== Data for processing ==
◇ ◇ ◇

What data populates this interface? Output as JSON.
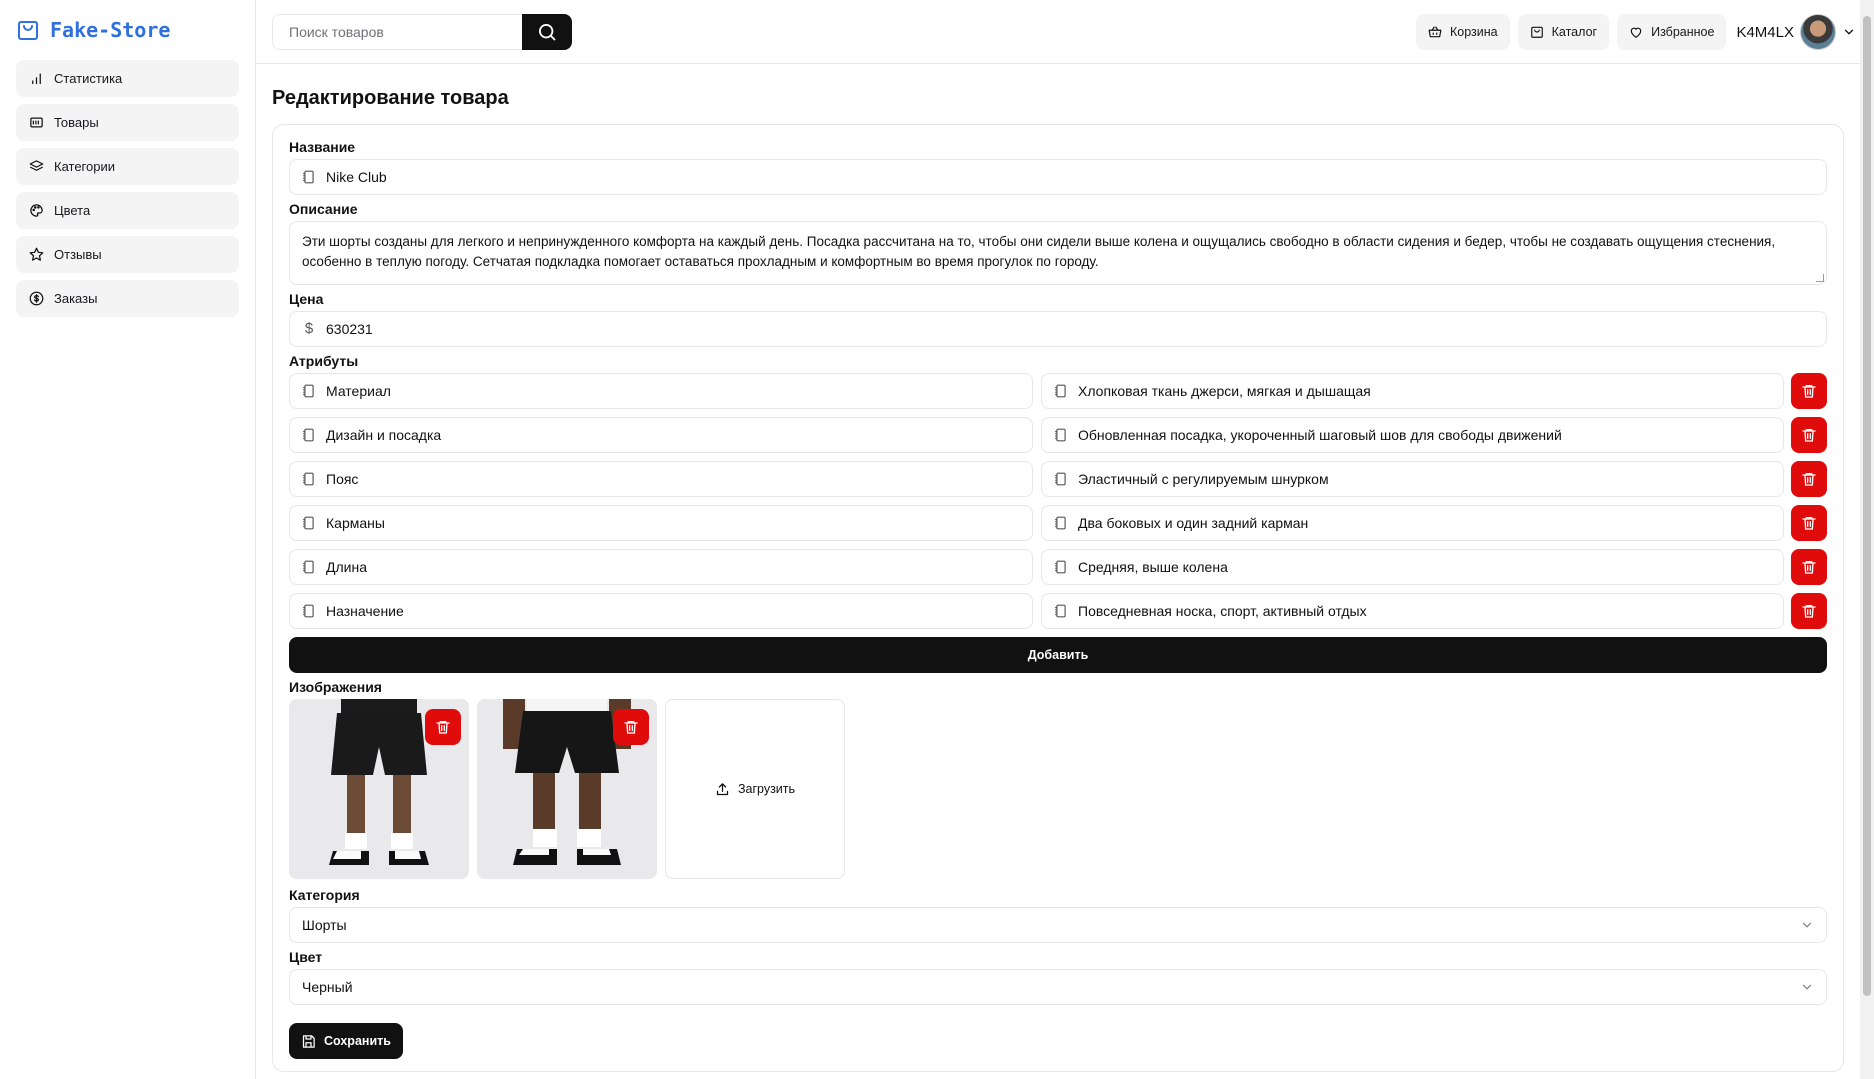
{
  "brand": {
    "name": "Fake-Store",
    "color": "#2f6fde"
  },
  "sidebar": {
    "items": [
      {
        "label": "Статистика",
        "icon": "bar-chart-icon"
      },
      {
        "label": "Товары",
        "icon": "products-icon"
      },
      {
        "label": "Категории",
        "icon": "layers-icon"
      },
      {
        "label": "Цвета",
        "icon": "palette-icon"
      },
      {
        "label": "Отзывы",
        "icon": "star-icon"
      },
      {
        "label": "Заказы",
        "icon": "dollar-icon"
      }
    ]
  },
  "header": {
    "search_placeholder": "Поиск товаров",
    "cart_label": "Корзина",
    "catalog_label": "Каталог",
    "favorites_label": "Избранное",
    "username": "K4M4LX"
  },
  "page": {
    "title": "Редактирование товара",
    "name_label": "Название",
    "name_value": "Nike Club",
    "description_label": "Описание",
    "description_value": "Эти шорты созданы для легкого и непринужденного комфорта на каждый день. Посадка рассчитана на то, чтобы они сидели выше колена и ощущались свободно в области сидения и бедер, чтобы не создавать ощущения стеснения, особенно в теплую погоду. Сетчатая подкладка помогает оставаться прохладным и комфортным во время прогулок по городу.",
    "price_label": "Цена",
    "price_value": "630231",
    "attributes_label": "Атрибуты",
    "attributes": [
      {
        "key": "Материал",
        "value": "Хлопковая ткань джерси, мягкая и дышащая"
      },
      {
        "key": "Дизайн и посадка",
        "value": "Обновленная посадка, укороченный шаговый шов для свободы движений"
      },
      {
        "key": "Пояс",
        "value": "Эластичный с регулируемым шнурком"
      },
      {
        "key": "Карманы",
        "value": "Два боковых и один задний карман"
      },
      {
        "key": "Длина",
        "value": "Средняя, выше колена"
      },
      {
        "key": "Назначение",
        "value": "Повседневная носка, спорт, активный отдых"
      }
    ],
    "add_label": "Добавить",
    "images_label": "Изображения",
    "upload_label": "Загрузить",
    "category_label": "Категория",
    "category_value": "Шорты",
    "color_label": "Цвет",
    "color_value": "Черный",
    "save_label": "Сохранить"
  },
  "colors": {
    "danger": "#e00b0b",
    "primary": "#111111"
  }
}
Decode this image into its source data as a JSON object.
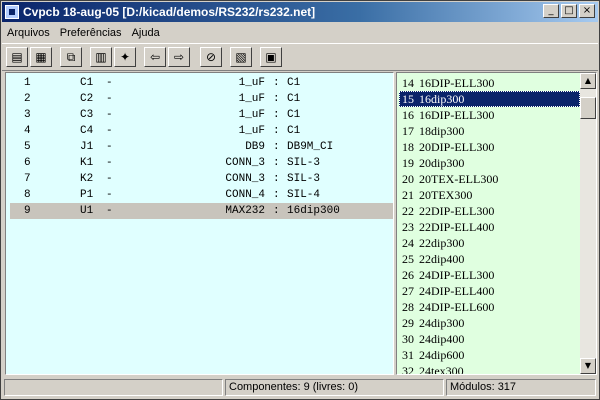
{
  "window": {
    "title": "Cvpcb 18-aug-05 [D:/kicad/demos/RS232/rs232.net]",
    "controls": {
      "minimize": "_",
      "maximize": "□",
      "close": "×"
    }
  },
  "menu": [
    "Arquivos",
    "Preferências",
    "Ajuda"
  ],
  "toolbar": {
    "icons": [
      "load-netlist-icon",
      "save-netlist-icon",
      "display-footprint-icon",
      "library-settings-icon",
      "auto-associate-icon",
      "previous-icon",
      "next-icon",
      "delete-associations-icon",
      "create-stuff-file-icon",
      "documentation-icon"
    ],
    "glyphs": [
      "▤",
      "▦",
      "⧉",
      "▥",
      "✦",
      "⇦",
      "⇨",
      "⊘",
      "▧",
      "▣"
    ]
  },
  "components": [
    {
      "num": "1",
      "ref": "C1",
      "dash": "-",
      "value": "1_uF",
      "colon": ":",
      "footprint": "C1"
    },
    {
      "num": "2",
      "ref": "C2",
      "dash": "-",
      "value": "1_uF",
      "colon": ":",
      "footprint": "C1"
    },
    {
      "num": "3",
      "ref": "C3",
      "dash": "-",
      "value": "1_uF",
      "colon": ":",
      "footprint": "C1"
    },
    {
      "num": "4",
      "ref": "C4",
      "dash": "-",
      "value": "1_uF",
      "colon": ":",
      "footprint": "C1"
    },
    {
      "num": "5",
      "ref": "J1",
      "dash": "-",
      "value": "DB9",
      "colon": ":",
      "footprint": "DB9M_CI"
    },
    {
      "num": "6",
      "ref": "K1",
      "dash": "-",
      "value": "CONN_3",
      "colon": ":",
      "footprint": "SIL-3"
    },
    {
      "num": "7",
      "ref": "K2",
      "dash": "-",
      "value": "CONN_3",
      "colon": ":",
      "footprint": "SIL-3"
    },
    {
      "num": "8",
      "ref": "P1",
      "dash": "-",
      "value": "CONN_4",
      "colon": ":",
      "footprint": "SIL-4"
    },
    {
      "num": "9",
      "ref": "U1",
      "dash": "-",
      "value": "MAX232",
      "colon": ":",
      "footprint": "16dip300",
      "selected": true
    }
  ],
  "modules": [
    {
      "num": "14",
      "name": "16DIP-ELL300"
    },
    {
      "num": "15",
      "name": "16dip300",
      "selected": true
    },
    {
      "num": "16",
      "name": "16DIP-ELL300"
    },
    {
      "num": "17",
      "name": "18dip300"
    },
    {
      "num": "18",
      "name": "20DIP-ELL300"
    },
    {
      "num": "19",
      "name": "20dip300"
    },
    {
      "num": "20",
      "name": "20TEX-ELL300"
    },
    {
      "num": "21",
      "name": "20TEX300"
    },
    {
      "num": "22",
      "name": "22DIP-ELL300"
    },
    {
      "num": "23",
      "name": "22DIP-ELL400"
    },
    {
      "num": "24",
      "name": "22dip300"
    },
    {
      "num": "25",
      "name": "22dip400"
    },
    {
      "num": "26",
      "name": "24DIP-ELL300"
    },
    {
      "num": "27",
      "name": "24DIP-ELL400"
    },
    {
      "num": "28",
      "name": "24DIP-ELL600"
    },
    {
      "num": "29",
      "name": "24dip300"
    },
    {
      "num": "30",
      "name": "24dip400"
    },
    {
      "num": "31",
      "name": "24dip600"
    },
    {
      "num": "32",
      "name": "24tex300"
    }
  ],
  "scrollbar": {
    "up": "▲",
    "down": "▼"
  },
  "status": {
    "components": "Componentes: 9 (livres: 0)",
    "modules": "Módulos: 317"
  }
}
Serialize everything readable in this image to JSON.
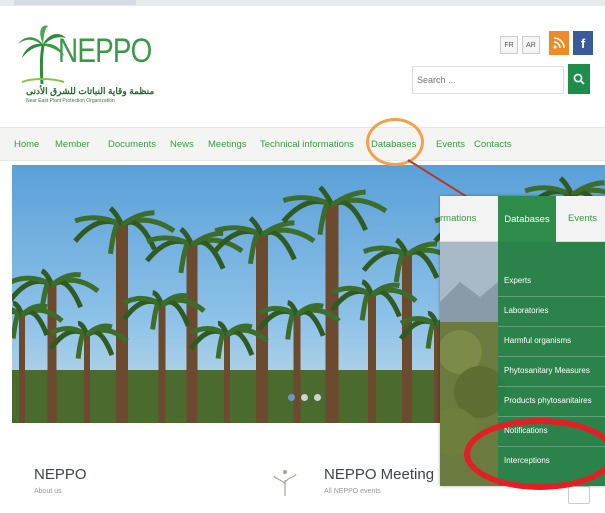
{
  "logo": {
    "brand": "NEPPO",
    "arabic": "منظمة وقاية النباتات للشرق الأدنى",
    "subtitle": "Near East Plant Protection Organization"
  },
  "header": {
    "lang_buttons": [
      "FR",
      "AR"
    ],
    "search_placeholder": "Search ..."
  },
  "nav": {
    "items": [
      "Home",
      "Member",
      "Documents",
      "News",
      "Meetings",
      "Technical informations",
      "Databases",
      "Events",
      "Contacts"
    ]
  },
  "inset": {
    "nav_items": [
      "rmations",
      "Databases",
      "Events"
    ],
    "dropdown": [
      "Experts",
      "Laboratories",
      "Harmful organisms",
      "Phytosanitary Measures",
      "Products phytosanitaires",
      "Notifications",
      "Interceptions"
    ]
  },
  "cards": [
    {
      "title": "NEPPO",
      "subtitle": "About us"
    },
    {
      "title": "NEPPO Meeting",
      "subtitle": "All NEPPO events"
    }
  ],
  "colors": {
    "brand_green": "#3a9a45",
    "dropdown_green": "#2e8b4a",
    "annotation_orange": "#f5a04a",
    "annotation_red": "#e31e24"
  }
}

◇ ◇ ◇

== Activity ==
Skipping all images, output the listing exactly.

== Output for this task ==
What data populates this interface? Output as JSON.
{
  "brand": {
    "name": "Fake-Store",
    "color": "#2f6fde"
  },
  "sidebar": {
    "items": [
      {
        "label": "Статистика",
        "icon": "bar-chart-icon"
      },
      {
        "label": "Товары",
        "icon": "products-icon"
      },
      {
        "label": "Категории",
        "icon": "layers-icon"
      },
      {
        "label": "Цвета",
        "icon": "palette-icon"
      },
      {
        "label": "Отзывы",
        "icon": "star-icon"
      },
      {
        "label": "Заказы",
        "icon": "dollar-icon"
      }
    ]
  },
  "header": {
    "search_placeholder": "Поиск товаров",
    "cart_label": "Корзина",
    "catalog_label": "Каталог",
    "favorites_label": "Избранное",
    "username": "K4M4LX"
  },
  "page": {
    "title": "Редактирование товара",
    "name_label": "Название",
    "name_value": "Nike Club",
    "description_label": "Описание",
    "description_value": "Эти шорты созданы для легкого и непринужденного комфорта на каждый день. Посадка рассчитана на то, чтобы они сидели выше колена и ощущались свободно в области сидения и бедер, чтобы не создавать ощущения стеснения, особенно в теплую погоду. Сетчатая подкладка помогает оставаться прохладным и комфортным во время прогулок по городу.",
    "price_label": "Цена",
    "price_value": "630231",
    "attributes_label": "Атрибуты",
    "attributes": [
      {
        "key": "Материал",
        "value": "Хлопковая ткань джерси, мягкая и дышащая"
      },
      {
        "key": "Дизайн и посадка",
        "value": "Обновленная посадка, укороченный шаговый шов для свободы движений"
      },
      {
        "key": "Пояс",
        "value": "Эластичный с регулируемым шнурком"
      },
      {
        "key": "Карманы",
        "value": "Два боковых и один задний карман"
      },
      {
        "key": "Длина",
        "value": "Средняя, выше колена"
      },
      {
        "key": "Назначение",
        "value": "Повседневная носка, спорт, активный отдых"
      }
    ],
    "add_label": "Добавить",
    "images_label": "Изображения",
    "upload_label": "Загрузить",
    "category_label": "Категория",
    "category_value": "Шорты",
    "color_label": "Цвет",
    "color_value": "Черный",
    "save_label": "Сохранить"
  },
  "colors": {
    "danger": "#e00b0b",
    "primary": "#111111"
  }
}
Decode this image into its source data as a JSON object.
{
  "window": {
    "title": "Cvpcb 18-aug-05 [D:/kicad/demos/RS232/rs232.net]",
    "controls": {
      "minimize": "_",
      "maximize": "□",
      "close": "×"
    }
  },
  "menu": [
    "Arquivos",
    "Preferências",
    "Ajuda"
  ],
  "toolbar": {
    "icons": [
      "load-netlist-icon",
      "save-netlist-icon",
      "display-footprint-icon",
      "library-settings-icon",
      "auto-associate-icon",
      "previous-icon",
      "next-icon",
      "delete-associations-icon",
      "create-stuff-file-icon",
      "documentation-icon"
    ],
    "glyphs": [
      "▤",
      "▦",
      "⧉",
      "▥",
      "✦",
      "⇦",
      "⇨",
      "⊘",
      "▧",
      "▣"
    ]
  },
  "components": [
    {
      "num": "1",
      "ref": "C1",
      "dash": "-",
      "value": "1_uF",
      "colon": ":",
      "footprint": "C1"
    },
    {
      "num": "2",
      "ref": "C2",
      "dash": "-",
      "value": "1_uF",
      "colon": ":",
      "footprint": "C1"
    },
    {
      "num": "3",
      "ref": "C3",
      "dash": "-",
      "value": "1_uF",
      "colon": ":",
      "footprint": "C1"
    },
    {
      "num": "4",
      "ref": "C4",
      "dash": "-",
      "value": "1_uF",
      "colon": ":",
      "footprint": "C1"
    },
    {
      "num": "5",
      "ref": "J1",
      "dash": "-",
      "value": "DB9",
      "colon": ":",
      "footprint": "DB9M_CI"
    },
    {
      "num": "6",
      "ref": "K1",
      "dash": "-",
      "value": "CONN_3",
      "colon": ":",
      "footprint": "SIL-3"
    },
    {
      "num": "7",
      "ref": "K2",
      "dash": "-",
      "value": "CONN_3",
      "colon": ":",
      "footprint": "SIL-3"
    },
    {
      "num": "8",
      "ref": "P1",
      "dash": "-",
      "value": "CONN_4",
      "colon": ":",
      "footprint": "SIL-4"
    },
    {
      "num": "9",
      "ref": "U1",
      "dash": "-",
      "value": "MAX232",
      "colon": ":",
      "footprint": "16dip300",
      "selected": true
    }
  ],
  "modules": [
    {
      "num": "14",
      "name": "16DIP-ELL300"
    },
    {
      "num": "15",
      "name": "16dip300",
      "selected": true
    },
    {
      "num": "16",
      "name": "16DIP-ELL300"
    },
    {
      "num": "17",
      "name": "18dip300"
    },
    {
      "num": "18",
      "name": "20DIP-ELL300"
    },
    {
      "num": "19",
      "name": "20dip300"
    },
    {
      "num": "20",
      "name": "20TEX-ELL300"
    },
    {
      "num": "21",
      "name": "20TEX300"
    },
    {
      "num": "22",
      "name": "22DIP-ELL300"
    },
    {
      "num": "23",
      "name": "22DIP-ELL400"
    },
    {
      "num": "24",
      "name": "22dip300"
    },
    {
      "num": "25",
      "name": "22dip400"
    },
    {
      "num": "26",
      "name": "24DIP-ELL300"
    },
    {
      "num": "27",
      "name": "24DIP-ELL400"
    },
    {
      "num": "28",
      "name": "24DIP-ELL600"
    },
    {
      "num": "29",
      "name": "24dip300"
    },
    {
      "num": "30",
      "name": "24dip400"
    },
    {
      "num": "31",
      "name": "24dip600"
    },
    {
      "num": "32",
      "name": "24tex300"
    }
  ],
  "scrollbar": {
    "up": "▲",
    "down": "▼"
  },
  "status": {
    "components": "Componentes: 9 (livres: 0)",
    "modules": "Módulos: 317"
  }
}
Serialize everything readable in this image to JSON.
{
  "logo": {
    "brand": "NEPPO",
    "arabic": "منظمة وقاية النباتات للشرق الأدنى",
    "subtitle": "Near East Plant Protection Organization"
  },
  "header": {
    "lang_buttons": [
      "FR",
      "AR"
    ],
    "search_placeholder": "Search ..."
  },
  "nav": {
    "items": [
      "Home",
      "Member",
      "Documents",
      "News",
      "Meetings",
      "Technical informations",
      "Databases",
      "Events",
      "Contacts"
    ]
  },
  "inset": {
    "nav_items": [
      "rmations",
      "Databases",
      "Events"
    ],
    "dropdown": [
      "Experts",
      "Laboratories",
      "Harmful organisms",
      "Phytosanitary Measures",
      "Products phytosanitaires",
      "Notifications",
      "Interceptions"
    ]
  },
  "cards": [
    {
      "title": "NEPPO",
      "subtitle": "About us"
    },
    {
      "title": "NEPPO Meeting",
      "subtitle": "All NEPPO events"
    }
  ],
  "colors": {
    "brand_green": "#3a9a45",
    "dropdown_green": "#2e8b4a",
    "annotation_orange": "#f5a04a",
    "annotation_red": "#e31e24"
  }
}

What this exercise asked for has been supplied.